2013 Sequester cuts reduced SNAP benefits by 5%.

These changes in eligibility criteria have been influenced by economic conditions, political priorities, and the evolving understanding of food insecurity and the role of SNAP in addressing it.

The Changing Face of Food Assistance

The perception that people are getting more food stamps is a misconception stemming from misunderstandings surrounding the Supplemental Nutrition Assistance Program (SNAP). SNAP, formerly known as the Food Stamp Program, aims to provide food assistance to low-income households. While there have been changes in program participation, these shifts reflect broader economic and demographic trends, not necessarily a surge in individual benefits. Let’s examine the facts and dispel common misconceptions about SNAP.

Participation Trends and Eligibility

  • Changing Demographics: The number of SNAP participants has fluctuated over time, influenced by economic conditions, household composition, and population growth. Participation increased during economic downturns, such as the Great Recession, and declined as the economy recovered. These trends are consistent with the program’s purpose of providing temporary assistance to individuals and families facing financial hardships.
  • Eligibility Criteria: To qualify for SNAP, households must meet certain income and asset limits, which vary by household size and composition. Eligibility is determined through an application process, and benefits are adjusted based on household income and expenses.
  • Benefit Calculation: The amount of SNAP benefits a household receives is calculated based on household size, income, and expenses. Benefit levels are determined by federal guidelines and adjusted annually to reflect changes in the cost of living.

Adequacy of Benefits

SNAP benefits are intended to supplement household food budgets, not fully cover the cost of food. The average monthly benefit per person in SNAP in 2021 was $250, which translates to roughly $1.40 per meal. This amount falls below the federal poverty level and is often insufficient to meet the nutritional needs of participants.

Impact on Food Insecurity

Despite participation trends and benefit limitations, SNAP plays a crucial role in reducing food insecurity, particularly among vulnerable populations. The program helps millions of low-income individuals and families access nutritious food, contributing to improved dietary outcomes and overall well-being.

Perceptions vs. Reality

  • Misconception: Some believe that SNAP benefits are too generous and lead to dependency.
  • Reality: SNAP benefits are modest and designed to provide temporary assistance to households struggling to afford food.
  • Misconception: SNAP is abused and attracts fraud.
  • Reality: SNAP has robust safeguards to prevent fraud and abuse. The program’s integrity is continuously monitored, and any instances of misuse are promptly addressed.

Program Contributions

SNAP provides vital support to low-income households, with far-reaching positive effects:

  • Economic Impact: SNAP generates economic activity by increasing food purchases, benefiting local economies and creating jobs in the food sector.
  • Health and Nutrition: SNAP helps participants access more nutritious foods, contributing to improved health outcomes and reducing healthcare costs associated with diet-related diseases.
  • Education and Employment: Increased food security through SNAP can positively impact educational outcomes and job opportunities for participants, leading to long-term economic stability.
SNAP Participation Trends
Year Number of Participants
2007 26.3 million
2013 47.6 million
2019 38.3 million
2022 (est.) 41.5 million

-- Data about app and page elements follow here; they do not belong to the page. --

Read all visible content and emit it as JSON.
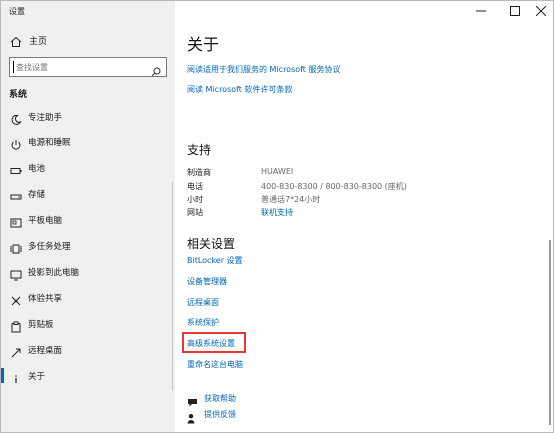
{
  "window": {
    "title": "设置",
    "controls": {
      "minimize_icon": "minimize-icon",
      "maximize_icon": "maximize-icon",
      "close_icon": "close-icon"
    }
  },
  "sidebar": {
    "home_label": "主页",
    "search_placeholder": "查找设置",
    "section_title": "系统",
    "items": [
      {
        "label": "专注助手",
        "icon": "moon-icon"
      },
      {
        "label": "电源和睡眠",
        "icon": "power-icon"
      },
      {
        "label": "电池",
        "icon": "battery-icon"
      },
      {
        "label": "存储",
        "icon": "storage-icon"
      },
      {
        "label": "平板电脑",
        "icon": "tablet-icon"
      },
      {
        "label": "多任务处理",
        "icon": "multitask-icon"
      },
      {
        "label": "投影到此电脑",
        "icon": "project-icon"
      },
      {
        "label": "体验共享",
        "icon": "share-icon"
      },
      {
        "label": "剪贴板",
        "icon": "clipboard-icon"
      },
      {
        "label": "远程桌面",
        "icon": "remote-icon"
      },
      {
        "label": "关于",
        "icon": "info-icon",
        "active": true
      }
    ]
  },
  "main": {
    "title": "关于",
    "top_links": [
      "阅读适用于我们服务的 Microsoft 服务协议",
      "阅读 Microsoft 软件许可条款"
    ],
    "support": {
      "title": "支持",
      "rows": [
        {
          "label": "制造商",
          "value": "HUAWEI"
        },
        {
          "label": "电话",
          "value": "400-830-8300 / 800-830-8300 (座机)"
        },
        {
          "label": "小时",
          "value": "普通话7*24小时"
        },
        {
          "label": "网站",
          "value": "联机支持"
        }
      ]
    },
    "related": {
      "title": "相关设置",
      "links": [
        "BitLocker 设置",
        "设备管理器",
        "远程桌面",
        "系统保护",
        "高级系统设置",
        "重命名这台电脑"
      ]
    },
    "help": {
      "get_help": "获取帮助",
      "feedback": "提供反馈"
    }
  },
  "colors": {
    "accent": "#0067c0",
    "link": "#0066b4",
    "sidebar_bg": "#f0f0f0",
    "highlight_border": "#e53935"
  }
}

Thanks for sticking with me through all the numbers and statistics. I know it can be a bit dry at times, but I hope you found this article informative. If you’re interested in learning more about the SNAP program or food stamps in general, there are plenty of resources available online. You can also reach out to your local food bank or other community organization for more information.

In the meantime, be sure to check back later for more articles on a variety of topics. I’m always working on new pieces, so there’s sure to be something that interests you. Until then, thanks for reading!